'Absolute Possession' by Charles Wilkinson
“Poetry, pornography and prophecy,” said Charles Lickerish.“What about pottery?” said Upshaw.“Pottery?” we both echoed, incredulously.“Yes,” he said, “you know, crack-pottery. Always plenty of that about.”We threw things at him. Then we acknowledged the justice of his observation. But we thought this would be largely covered by prophecy. In the end, to stop any further pleading from him, we admitted the possibility of it as a sort of honorary category, if he could bring us some examples that didn’t fit the other three.
'The Scarlet Door' by Mark Valentine

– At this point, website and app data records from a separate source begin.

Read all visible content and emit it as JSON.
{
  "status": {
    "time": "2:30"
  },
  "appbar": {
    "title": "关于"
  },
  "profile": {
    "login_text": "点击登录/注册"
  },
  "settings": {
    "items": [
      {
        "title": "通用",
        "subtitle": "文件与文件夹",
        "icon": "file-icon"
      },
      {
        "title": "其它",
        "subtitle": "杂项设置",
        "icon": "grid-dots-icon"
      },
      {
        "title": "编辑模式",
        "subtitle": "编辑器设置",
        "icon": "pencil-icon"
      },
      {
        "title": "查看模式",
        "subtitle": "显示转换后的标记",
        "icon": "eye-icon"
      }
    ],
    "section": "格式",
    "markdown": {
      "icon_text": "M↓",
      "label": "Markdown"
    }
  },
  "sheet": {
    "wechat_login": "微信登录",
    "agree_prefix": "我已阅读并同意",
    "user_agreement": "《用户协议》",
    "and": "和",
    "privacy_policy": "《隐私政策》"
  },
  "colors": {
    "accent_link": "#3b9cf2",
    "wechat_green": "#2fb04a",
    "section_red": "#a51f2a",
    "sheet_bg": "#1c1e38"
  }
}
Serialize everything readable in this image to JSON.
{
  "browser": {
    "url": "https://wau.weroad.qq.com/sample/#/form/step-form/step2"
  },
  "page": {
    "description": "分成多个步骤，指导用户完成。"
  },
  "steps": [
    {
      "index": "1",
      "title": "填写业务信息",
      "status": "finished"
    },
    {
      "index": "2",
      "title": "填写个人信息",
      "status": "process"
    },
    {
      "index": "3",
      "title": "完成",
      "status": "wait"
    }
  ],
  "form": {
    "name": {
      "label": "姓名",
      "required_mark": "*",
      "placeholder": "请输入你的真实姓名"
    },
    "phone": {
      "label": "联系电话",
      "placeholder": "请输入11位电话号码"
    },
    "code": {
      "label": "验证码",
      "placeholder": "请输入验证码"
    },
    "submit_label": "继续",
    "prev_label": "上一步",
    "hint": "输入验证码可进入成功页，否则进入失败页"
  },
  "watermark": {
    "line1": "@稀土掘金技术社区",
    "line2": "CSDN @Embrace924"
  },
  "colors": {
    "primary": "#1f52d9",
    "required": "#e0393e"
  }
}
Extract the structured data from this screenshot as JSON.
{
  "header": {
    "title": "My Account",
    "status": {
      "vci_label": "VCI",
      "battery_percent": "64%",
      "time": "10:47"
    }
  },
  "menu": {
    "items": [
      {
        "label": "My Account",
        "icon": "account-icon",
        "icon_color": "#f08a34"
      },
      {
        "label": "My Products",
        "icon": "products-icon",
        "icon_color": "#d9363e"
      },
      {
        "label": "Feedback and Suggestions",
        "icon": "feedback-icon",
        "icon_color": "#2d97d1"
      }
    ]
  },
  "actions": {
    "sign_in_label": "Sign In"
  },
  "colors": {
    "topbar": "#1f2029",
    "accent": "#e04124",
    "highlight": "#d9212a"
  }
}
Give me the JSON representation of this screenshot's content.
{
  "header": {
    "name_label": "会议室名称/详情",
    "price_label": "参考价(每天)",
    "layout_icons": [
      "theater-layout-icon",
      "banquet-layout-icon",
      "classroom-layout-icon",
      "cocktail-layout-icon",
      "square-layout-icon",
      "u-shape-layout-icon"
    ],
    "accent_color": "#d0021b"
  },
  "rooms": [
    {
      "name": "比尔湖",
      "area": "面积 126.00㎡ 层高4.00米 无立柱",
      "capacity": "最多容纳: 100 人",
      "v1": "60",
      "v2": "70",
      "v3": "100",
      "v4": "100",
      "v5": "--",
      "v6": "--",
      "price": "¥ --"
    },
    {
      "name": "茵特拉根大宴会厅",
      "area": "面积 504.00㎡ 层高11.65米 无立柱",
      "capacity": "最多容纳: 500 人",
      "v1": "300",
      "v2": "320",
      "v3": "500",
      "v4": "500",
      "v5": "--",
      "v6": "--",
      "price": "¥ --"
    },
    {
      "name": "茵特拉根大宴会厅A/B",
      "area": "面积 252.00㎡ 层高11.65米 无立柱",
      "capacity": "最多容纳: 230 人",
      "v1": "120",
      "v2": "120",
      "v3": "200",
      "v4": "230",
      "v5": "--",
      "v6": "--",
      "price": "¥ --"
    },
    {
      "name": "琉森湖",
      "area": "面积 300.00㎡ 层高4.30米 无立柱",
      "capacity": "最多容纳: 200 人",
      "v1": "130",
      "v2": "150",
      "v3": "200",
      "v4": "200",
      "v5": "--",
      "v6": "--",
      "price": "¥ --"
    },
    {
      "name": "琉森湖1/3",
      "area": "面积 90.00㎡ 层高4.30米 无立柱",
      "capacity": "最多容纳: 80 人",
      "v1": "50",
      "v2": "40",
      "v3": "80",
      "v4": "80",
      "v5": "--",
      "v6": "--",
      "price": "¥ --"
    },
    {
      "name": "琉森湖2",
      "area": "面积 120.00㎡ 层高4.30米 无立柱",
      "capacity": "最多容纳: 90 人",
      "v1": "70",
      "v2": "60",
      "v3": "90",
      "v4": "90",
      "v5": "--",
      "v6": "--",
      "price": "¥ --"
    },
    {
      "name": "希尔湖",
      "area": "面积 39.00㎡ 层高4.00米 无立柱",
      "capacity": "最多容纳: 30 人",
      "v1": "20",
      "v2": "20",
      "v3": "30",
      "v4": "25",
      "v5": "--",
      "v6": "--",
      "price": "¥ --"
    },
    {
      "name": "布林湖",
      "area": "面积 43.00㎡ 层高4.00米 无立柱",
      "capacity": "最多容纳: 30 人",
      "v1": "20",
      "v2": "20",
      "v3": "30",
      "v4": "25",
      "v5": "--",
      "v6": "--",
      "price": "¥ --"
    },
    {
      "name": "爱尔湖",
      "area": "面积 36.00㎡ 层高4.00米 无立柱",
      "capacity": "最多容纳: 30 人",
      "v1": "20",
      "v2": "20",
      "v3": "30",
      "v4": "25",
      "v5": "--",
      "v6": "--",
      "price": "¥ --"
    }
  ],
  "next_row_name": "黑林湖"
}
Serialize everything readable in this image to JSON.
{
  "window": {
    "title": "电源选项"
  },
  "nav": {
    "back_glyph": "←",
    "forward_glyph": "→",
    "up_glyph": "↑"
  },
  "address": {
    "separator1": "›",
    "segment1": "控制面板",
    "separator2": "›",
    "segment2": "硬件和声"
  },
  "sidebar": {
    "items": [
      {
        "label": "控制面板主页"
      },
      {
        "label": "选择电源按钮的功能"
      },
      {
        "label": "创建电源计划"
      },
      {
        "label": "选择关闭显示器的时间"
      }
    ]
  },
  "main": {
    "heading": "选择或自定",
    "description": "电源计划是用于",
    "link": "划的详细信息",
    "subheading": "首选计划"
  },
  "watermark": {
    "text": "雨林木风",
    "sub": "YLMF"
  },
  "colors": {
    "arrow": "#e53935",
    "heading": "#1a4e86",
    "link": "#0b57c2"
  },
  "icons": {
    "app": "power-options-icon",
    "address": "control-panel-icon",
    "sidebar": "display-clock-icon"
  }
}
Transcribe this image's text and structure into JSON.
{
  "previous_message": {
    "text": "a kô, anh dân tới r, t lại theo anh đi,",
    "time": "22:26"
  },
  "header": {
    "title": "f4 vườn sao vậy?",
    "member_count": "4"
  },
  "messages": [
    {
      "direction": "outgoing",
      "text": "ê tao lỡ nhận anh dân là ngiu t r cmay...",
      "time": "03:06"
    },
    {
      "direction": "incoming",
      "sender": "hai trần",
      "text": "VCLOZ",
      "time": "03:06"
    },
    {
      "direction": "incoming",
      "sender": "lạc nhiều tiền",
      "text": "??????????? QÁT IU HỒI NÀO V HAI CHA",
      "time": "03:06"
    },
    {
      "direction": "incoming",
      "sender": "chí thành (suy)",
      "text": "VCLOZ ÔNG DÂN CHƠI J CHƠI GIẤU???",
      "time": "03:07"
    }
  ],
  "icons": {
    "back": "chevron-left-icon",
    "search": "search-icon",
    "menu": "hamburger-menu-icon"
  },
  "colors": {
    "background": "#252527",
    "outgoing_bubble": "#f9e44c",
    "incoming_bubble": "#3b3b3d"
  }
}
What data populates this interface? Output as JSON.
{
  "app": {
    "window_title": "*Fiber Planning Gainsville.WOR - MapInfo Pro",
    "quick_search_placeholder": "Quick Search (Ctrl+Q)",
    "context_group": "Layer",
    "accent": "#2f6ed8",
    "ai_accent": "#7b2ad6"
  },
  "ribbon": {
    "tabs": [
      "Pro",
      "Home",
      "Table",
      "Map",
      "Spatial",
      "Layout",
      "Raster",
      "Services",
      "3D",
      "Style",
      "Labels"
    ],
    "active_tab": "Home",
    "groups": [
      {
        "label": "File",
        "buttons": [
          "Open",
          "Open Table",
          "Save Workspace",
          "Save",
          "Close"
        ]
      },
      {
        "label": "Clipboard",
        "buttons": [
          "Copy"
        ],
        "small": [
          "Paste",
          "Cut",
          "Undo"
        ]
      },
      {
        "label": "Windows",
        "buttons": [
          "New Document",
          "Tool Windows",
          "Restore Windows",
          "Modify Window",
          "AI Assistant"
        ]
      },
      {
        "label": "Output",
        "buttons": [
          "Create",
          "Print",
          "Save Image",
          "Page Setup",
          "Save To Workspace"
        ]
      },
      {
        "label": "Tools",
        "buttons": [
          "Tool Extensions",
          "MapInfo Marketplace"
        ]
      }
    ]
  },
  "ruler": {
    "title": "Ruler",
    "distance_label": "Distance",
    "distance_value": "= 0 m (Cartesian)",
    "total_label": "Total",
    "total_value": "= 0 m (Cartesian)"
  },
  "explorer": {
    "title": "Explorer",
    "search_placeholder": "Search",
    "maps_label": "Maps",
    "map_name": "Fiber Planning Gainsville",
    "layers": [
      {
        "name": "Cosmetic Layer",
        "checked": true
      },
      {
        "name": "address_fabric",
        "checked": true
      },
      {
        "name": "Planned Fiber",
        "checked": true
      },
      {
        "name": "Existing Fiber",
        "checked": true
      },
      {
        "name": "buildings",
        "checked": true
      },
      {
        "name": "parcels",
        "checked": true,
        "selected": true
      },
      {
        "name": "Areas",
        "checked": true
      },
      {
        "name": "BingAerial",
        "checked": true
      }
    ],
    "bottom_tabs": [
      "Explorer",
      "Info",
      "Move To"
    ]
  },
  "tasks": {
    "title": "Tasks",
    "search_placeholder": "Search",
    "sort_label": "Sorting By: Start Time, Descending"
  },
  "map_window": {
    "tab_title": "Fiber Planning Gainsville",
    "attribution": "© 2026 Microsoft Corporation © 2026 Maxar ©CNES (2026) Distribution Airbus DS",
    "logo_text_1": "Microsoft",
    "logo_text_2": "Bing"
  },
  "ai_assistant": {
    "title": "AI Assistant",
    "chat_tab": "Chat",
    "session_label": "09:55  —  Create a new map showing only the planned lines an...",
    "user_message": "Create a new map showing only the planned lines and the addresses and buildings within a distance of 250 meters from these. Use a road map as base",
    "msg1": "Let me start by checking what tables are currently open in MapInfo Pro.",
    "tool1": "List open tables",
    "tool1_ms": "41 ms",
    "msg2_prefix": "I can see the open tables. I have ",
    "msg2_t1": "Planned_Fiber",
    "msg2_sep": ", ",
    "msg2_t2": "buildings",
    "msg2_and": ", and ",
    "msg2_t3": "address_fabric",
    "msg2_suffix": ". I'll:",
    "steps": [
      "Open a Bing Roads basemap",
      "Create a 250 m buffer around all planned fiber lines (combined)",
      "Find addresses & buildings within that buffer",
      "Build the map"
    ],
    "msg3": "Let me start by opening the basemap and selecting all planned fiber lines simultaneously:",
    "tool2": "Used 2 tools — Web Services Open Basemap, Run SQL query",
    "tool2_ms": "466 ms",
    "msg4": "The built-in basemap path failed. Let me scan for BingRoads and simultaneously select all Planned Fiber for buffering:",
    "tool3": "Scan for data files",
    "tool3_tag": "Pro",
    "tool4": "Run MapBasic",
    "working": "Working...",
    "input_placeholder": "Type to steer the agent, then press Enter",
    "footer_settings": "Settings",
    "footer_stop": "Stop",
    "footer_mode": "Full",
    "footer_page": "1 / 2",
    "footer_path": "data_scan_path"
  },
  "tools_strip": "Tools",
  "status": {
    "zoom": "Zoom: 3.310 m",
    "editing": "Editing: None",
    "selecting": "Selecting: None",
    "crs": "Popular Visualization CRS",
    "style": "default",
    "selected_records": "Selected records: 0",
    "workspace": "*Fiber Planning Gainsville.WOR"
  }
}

What most people thought of as Frank’s right leg did not belong to him, but to the mouse that lived inside it. From Frank’s boyhood, the mouse had peered at him through the big toenail of that alien right foot. Frank, by contrast, could see the mouse only in his dreams. Dreams of swimming underwater in the pool his father had had installed in the yard, of crawling underneath his mother’s dining room table—it didn’t matter where.
'A Russian Nesting Demon' by Andrew Alford
It was on Lant’s last encounter with Haggerston at the pleasaunce at Greenwich (a former graveyard) that the black speck, the blemish, had first entered his vision.On descending the hill Lant had thought he spied movement in the uncut grass, a thin and slipping bit of darkness it might have been. Not the sort of thing that one would normally take note of. However, when meeting with a self-confessed necromancer like Haggerston you could never be certain of what might be about.
'The Subliminals' Pt 1. by Michael Chislett
Stephen Lake watched the demolition of one library from the roof garden of another. That felt like poor taste; also a duty. Central Library was bisected now, machine-pincers plucking at concrete, exposing wires and cavities. You could see through to the Town Hall, the stilled fountain in Chamberlain Square. As if to compensate, water-jets arced to lay the dust. Stephen closed his eyes and reshaped the ruins: a Brutalist ziggurat turned upside down. He closed the gap, spun his projection round to add the curving lobby. He sketched in the mural on the east side—birds’ heads carrying cherries, a ribbon with EVERYTHING IS POSSIBLE written in Spanish. If he stood there long enough he could add the interior, reverse the demolition…
'To Utter Dust' by Mat Joiner
Anything is possible at twilight. At least, that’s how it seems to me. The events of daylight have taken place, throwing their shadows in front of them. And night is still to come. Twilight is the uncertain borderland, the time when yearnings and desires can ebb with the afterglow or flower once more.
'The House at Twilight' by John Howard
“Gold. That’s what’s in it for me.” The speaker himself had a gilded appearance: fair hair bleached almost white by the sun, tanned skin with a faint metallic sheen of perspiration. His green eyes were flecked with motes of gold, giving them an opalescent appearance, at once beautiful and cold.
Dekker knew him as Mertens, but that was probably not his original name.
'Gold' by Helen Grant
|Cover illustration by Sam Dawson|